Right after your vitamins, I would go straight into a wargame. And I like FIBA 3x3 as a great wargame. Teach them the rules, let them play a series of games. Switch up the teams frequently to evaluate who plays well together. Keep track of wins as you rotate players through teams so you know whose team wins no matter who is on their team and who loses no matter who is on their team - that is great data for you.
On FIBA 3x3 wargame you get to get more combinations, more teams, quicker games. You get to get more touches in a shorter period of time. I’d play it for 5 minutes to 7 points by 1’s and 2’s with a 12 second shot clock and DeVenzio out of bounds. That means it is the defense’s ball every time it goes out. That way you don’t spend any time arguing about it and it forces the O to value the ball.
After the wargame, go into sandbox time. Probably plan your sandbox time around reads and shooting - the most important skills on the offensive side of the ball.
Reads are the filters through which we determine our skills. If we have great skills, but execute those moves at the wrong times they’re going to be ineffective. Most coaches spend too much time on skills and not enough time on reads. The game is overtrained and under taught. Reads are how you teach the game. We want to make sure in our sandbox time we’re exploring reads.
Then, we layer in skills within the reads because a player only needs a skill based on the amount of reads they’re going to be making in games. That will put your player development on steroids. So we do some read training, make some attack training and advantage games - ones where reads are a little easier and more obvious than they would be in a game. That allows us to really explore and get in the sandbox. I’d probably do a sandbox around a skinny as well.
A skinny is where we’re in a really small space training technique (shout out to Molly Miller at Grand Canyon for the phrase). We do it in a skinny, small space away from the rim so we’re not distracted by the make or the miss and we can really focus in on the technique. A skinny we do for a very short period of time so we can bring great energy, effort and focus to it.
A skinny we might do much slower than we do the actual thing - that’s called perfect practice. We want to make sure we do something absolutely perfect, as slow as needed for it to be done perfect so we establish these neural pathways. It’s a part of what Daniel Coyle called in his book “The Talent Code”, developing the myelin sheath. It’s a part of the deliberate practice- correcting mistakes, doing it slow and perfectly, then going back and adding speed. So a skinny would be part of sandbox time where we do things slow, where we really get skinny on a skill.
And then after that I would go back into another wargame. You could go back into the same wargame, which I like to do - go right back to FIBA 3x3 for a short period of time and evaluate who improved the most, evaluate who is applying the most, players can evaluate themselves on how their game has changed and they feel a sense of accomplishment when they inevitably get better after the sandbox time.
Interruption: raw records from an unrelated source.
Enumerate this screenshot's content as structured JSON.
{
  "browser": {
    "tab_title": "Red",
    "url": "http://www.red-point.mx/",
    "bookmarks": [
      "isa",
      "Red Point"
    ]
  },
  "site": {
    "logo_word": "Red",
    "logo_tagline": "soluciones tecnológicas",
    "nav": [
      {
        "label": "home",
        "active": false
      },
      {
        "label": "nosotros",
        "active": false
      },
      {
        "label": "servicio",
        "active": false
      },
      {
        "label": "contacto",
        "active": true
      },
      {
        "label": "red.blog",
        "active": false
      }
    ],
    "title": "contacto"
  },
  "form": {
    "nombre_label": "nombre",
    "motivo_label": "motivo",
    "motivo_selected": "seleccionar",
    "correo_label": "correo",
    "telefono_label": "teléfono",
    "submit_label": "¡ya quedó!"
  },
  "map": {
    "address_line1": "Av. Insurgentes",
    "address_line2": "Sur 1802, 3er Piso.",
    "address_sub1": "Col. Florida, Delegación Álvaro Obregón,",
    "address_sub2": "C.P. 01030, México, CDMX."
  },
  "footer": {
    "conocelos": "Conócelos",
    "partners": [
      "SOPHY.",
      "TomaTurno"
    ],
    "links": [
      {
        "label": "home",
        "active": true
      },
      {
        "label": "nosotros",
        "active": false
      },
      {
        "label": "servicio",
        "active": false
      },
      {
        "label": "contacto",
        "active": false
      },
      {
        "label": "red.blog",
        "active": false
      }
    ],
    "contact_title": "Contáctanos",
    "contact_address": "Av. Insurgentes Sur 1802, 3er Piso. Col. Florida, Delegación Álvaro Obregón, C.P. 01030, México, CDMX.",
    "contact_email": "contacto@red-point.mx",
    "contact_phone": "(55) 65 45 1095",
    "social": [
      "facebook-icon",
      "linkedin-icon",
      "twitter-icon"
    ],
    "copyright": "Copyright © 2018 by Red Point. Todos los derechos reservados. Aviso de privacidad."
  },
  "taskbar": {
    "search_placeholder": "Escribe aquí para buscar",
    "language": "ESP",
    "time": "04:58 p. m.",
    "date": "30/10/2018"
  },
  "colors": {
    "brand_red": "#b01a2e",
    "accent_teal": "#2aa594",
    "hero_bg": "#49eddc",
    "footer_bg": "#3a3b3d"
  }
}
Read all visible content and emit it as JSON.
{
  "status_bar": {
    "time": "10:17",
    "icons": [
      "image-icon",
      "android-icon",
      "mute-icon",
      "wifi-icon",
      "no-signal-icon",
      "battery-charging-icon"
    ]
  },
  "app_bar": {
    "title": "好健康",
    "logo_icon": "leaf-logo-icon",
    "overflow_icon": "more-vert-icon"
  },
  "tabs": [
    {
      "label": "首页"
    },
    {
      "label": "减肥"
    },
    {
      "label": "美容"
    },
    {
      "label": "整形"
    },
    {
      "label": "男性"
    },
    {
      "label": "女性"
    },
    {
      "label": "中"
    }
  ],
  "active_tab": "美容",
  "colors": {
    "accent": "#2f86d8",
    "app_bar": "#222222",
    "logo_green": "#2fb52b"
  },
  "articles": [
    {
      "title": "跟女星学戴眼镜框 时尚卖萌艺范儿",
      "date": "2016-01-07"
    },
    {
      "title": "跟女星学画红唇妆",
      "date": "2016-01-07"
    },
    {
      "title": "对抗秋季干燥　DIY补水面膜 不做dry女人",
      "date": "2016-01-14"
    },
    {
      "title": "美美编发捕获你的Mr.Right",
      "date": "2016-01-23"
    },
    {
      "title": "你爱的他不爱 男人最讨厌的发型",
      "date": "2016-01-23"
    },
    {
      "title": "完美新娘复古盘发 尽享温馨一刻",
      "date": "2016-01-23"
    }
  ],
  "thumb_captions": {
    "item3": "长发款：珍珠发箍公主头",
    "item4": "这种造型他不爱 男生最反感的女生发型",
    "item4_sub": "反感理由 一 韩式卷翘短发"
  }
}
That is how I would both simplify practice planning, as well as specifically utilize a progression within practice of what we call a game sandwich. A wargame sandwich - wargame on the front and back end with some gluten free bread with some nice vegetarian ingredients for sandbox time in the middle. Hey if you’re a carnivore I respect that - go ahead and get some meat and cheese up in there :)